Why Funds Are Bullish on Chinese Markets

NEW YORK (TheStreet) -- Chinese stocks have been clobbered lately. While the Standard & Poor's 500 gained 5.7% in the past year, China funds lost 20.2%, according to Morningstar. The trouble can be traced to signs that the booming economy may be slowing.

Exports to Europe have been suffering, and property prices are sinking throughout much of the country. Chinese corporate earnings growth has been slowing. Analysts expect earnings to grow 6% this year, down from an annual rate of 10% early in 2011.

But the outlook for Chinese markets is not all bleak. After their drubbing, the stocks sell for 10 times earnings. That is a bit lower than the multiples in some other emerging markets. In addition, the Chinese economy is hardly dead. The government has said that it wants the economy to grow at an annual pace of around 7.5%. To make sure that happens, the central bank recently lowered interest rates. The government has announced new infrastructure projects and subsidies for consumer auto purchases.

All that should help keep China growing briskly, says Daisuke Nomoto, portfolio manager of Columbia Pacific/Asia Fund ( CASAX). "The worst is over for China," says Nomoto. "In the third quarter of this year, we should begin to see the positive impact of all the monetary and fiscal policies."

Whether or not, the stimulus takes hold, China is likely to remain a volatile market. Trouble in Europe could send the stocks down further. Still, many investors will want to hold at least a small position in what is likely to remain a fast-growing economy.
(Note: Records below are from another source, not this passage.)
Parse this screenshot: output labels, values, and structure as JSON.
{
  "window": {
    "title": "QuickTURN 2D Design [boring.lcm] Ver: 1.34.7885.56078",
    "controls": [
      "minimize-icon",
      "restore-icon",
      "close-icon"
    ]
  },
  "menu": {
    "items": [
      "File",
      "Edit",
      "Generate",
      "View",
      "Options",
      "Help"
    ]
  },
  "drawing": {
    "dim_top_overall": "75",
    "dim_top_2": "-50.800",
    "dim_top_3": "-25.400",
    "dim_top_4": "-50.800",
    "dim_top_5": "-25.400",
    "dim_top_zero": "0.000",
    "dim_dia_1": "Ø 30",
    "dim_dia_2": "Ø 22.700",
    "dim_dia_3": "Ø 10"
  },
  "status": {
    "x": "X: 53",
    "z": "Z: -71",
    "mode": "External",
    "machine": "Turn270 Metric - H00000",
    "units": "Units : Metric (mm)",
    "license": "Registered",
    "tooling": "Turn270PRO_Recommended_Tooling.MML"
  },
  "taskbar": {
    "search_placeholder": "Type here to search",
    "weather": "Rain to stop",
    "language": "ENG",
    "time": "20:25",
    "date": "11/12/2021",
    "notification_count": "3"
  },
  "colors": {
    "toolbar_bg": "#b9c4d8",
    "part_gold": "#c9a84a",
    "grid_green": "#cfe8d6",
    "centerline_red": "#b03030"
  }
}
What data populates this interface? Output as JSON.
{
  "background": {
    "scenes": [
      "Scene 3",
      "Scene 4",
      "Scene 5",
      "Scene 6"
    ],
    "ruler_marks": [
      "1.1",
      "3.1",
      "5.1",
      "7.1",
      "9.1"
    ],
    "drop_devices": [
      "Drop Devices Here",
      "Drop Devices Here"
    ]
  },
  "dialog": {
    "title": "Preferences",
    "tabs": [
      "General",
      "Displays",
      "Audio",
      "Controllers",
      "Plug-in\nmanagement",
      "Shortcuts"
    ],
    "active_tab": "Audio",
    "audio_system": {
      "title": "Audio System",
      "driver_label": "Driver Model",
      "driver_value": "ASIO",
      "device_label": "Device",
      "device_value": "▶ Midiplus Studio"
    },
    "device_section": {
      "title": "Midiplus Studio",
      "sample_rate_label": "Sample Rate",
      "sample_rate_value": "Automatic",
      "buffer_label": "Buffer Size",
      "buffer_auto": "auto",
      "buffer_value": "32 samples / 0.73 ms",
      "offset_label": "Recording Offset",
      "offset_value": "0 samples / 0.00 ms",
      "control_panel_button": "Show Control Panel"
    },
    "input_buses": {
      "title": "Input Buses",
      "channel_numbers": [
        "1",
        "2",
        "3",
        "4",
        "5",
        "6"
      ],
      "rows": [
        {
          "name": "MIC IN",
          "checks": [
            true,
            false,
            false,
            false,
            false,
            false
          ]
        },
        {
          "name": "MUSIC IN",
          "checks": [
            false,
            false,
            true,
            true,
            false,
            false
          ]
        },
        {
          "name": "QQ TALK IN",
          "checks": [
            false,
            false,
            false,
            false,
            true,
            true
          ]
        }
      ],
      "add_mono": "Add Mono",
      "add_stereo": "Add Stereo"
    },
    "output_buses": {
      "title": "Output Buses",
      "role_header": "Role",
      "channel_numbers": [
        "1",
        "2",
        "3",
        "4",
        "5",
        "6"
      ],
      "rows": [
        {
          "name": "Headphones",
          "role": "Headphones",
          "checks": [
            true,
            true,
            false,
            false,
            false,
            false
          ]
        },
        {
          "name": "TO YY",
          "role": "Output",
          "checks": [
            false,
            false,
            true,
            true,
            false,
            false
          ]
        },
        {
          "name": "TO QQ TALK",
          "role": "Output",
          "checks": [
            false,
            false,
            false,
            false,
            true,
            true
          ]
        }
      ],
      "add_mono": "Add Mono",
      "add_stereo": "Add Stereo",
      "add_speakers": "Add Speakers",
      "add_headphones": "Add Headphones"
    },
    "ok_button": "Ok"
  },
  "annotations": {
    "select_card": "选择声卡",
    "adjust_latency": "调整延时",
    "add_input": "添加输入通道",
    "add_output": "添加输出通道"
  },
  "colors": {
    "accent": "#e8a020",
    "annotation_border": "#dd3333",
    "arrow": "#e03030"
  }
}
For a solid fund, consider Guinness Atkinson China & Hong Kong ( ICHKX). During the past ten years, Guinness returned 11.2% annually, outdoing 68% of China funds. Portfolio manager Edmund Harriss looks for solid companies with improving earnings and above-average returns on investment. Harriss avoids high flyers. Instead, he prefers stocks with moderate prices that are strengthening.

"In China, it does not pay to take the most expensive stocks," says Harriss, who has worked on the fund since it was started in 1994. "You can find plenty of growing companies that sell at attractive prices."

Lately Harriss has been shying away from exporters. Their margins have been shrinking as Chinese wages rise and global demand softens. He is finding better earnings at companies that serve China's domestic economy. A holding is NetEase ( NTES), a supplier of Chinese language online role-playing games, such as Heroes of Tang Dynasty. By developing new games, the company has been reporting high returns on equity. NetEase also runs online content channels that provide news on sports and finance.

For broader exposure to Asia, a top choice is Columbia Pacific/Asia. The fund lost 2.6% annually during the past five years, outdoing 89% of funds in the Pacific/Asia category. Columbia has 11% of assets in China. The fund seeks high-quality companies selling at modest prices. The portfolio includes a range of blue-chips, such as Toyota Motor ( TM) (TM) and Taiwan Semiconductor Manufacturing ( TSM), an industry giant.

A holding is China Mobile ( CHL), the biggest wireless provider in the country with 650 million subscribers. After a period of rapid expansion, the company is growing more slowly. But portfolio manager Daisuke Nomoto says that the cash flow should continue growing as data usage increases.

For a broad emerging-markets fund, consider Aberdeen Emerging Markets ( GEGAX), which has 7% of assets in China. During the past five years, the fund returned 7.6% annually, outdoing 99% of peers. The Aberdeen portfolio managers seek companies with solid balance sheets that can deliver consistent growth.

The managers often prefer steady businesses that can grow 8% to 12% in the next year instead of faster-growing businesses that could sink in a downturn. Once they buy a stock, the managers hold on for years. In 2011, the fund only turned over 2% of its portfolio, while the turnover figure for the average peer was 81%.

A holding is PetroChina ( PTR), one of the major oil producers in the country. "They have a relatively clean balance sheet and strong cash flow," says Adrian Lim, an Aberdeen portfolio manager.

Stan Luxenberg is a freelance writer specializing in mutual funds and investing. He was executive editor of Individual Investor magazine. At the time of publication he had no holdings in the stocks mentioned.

More from Mutual Funds

High-Flying Mutual Funds Begin to Favor Energy but Tech Still Reigns Supreme

High-Flying Mutual Funds Begin to Favor Energy but Tech Still Reigns Supreme

60 Seconds: What's the Difference Between an ETF and a Mutual Fund?

60 Seconds: What's the Difference Between an ETF and a Mutual Fund?

Mutual Funds on Track for Record Year

Mutual Funds on Track for Record Year

Bitcoin Today: Prices Come Off Highs as Rally to $10,000 Pauses

Bitcoin Today: Prices Come Off Highs as Rally to $10,000 Pauses

Video: How to Select Mutual Funds in Your 401(k)

Video: How to Select Mutual Funds in Your 401(k)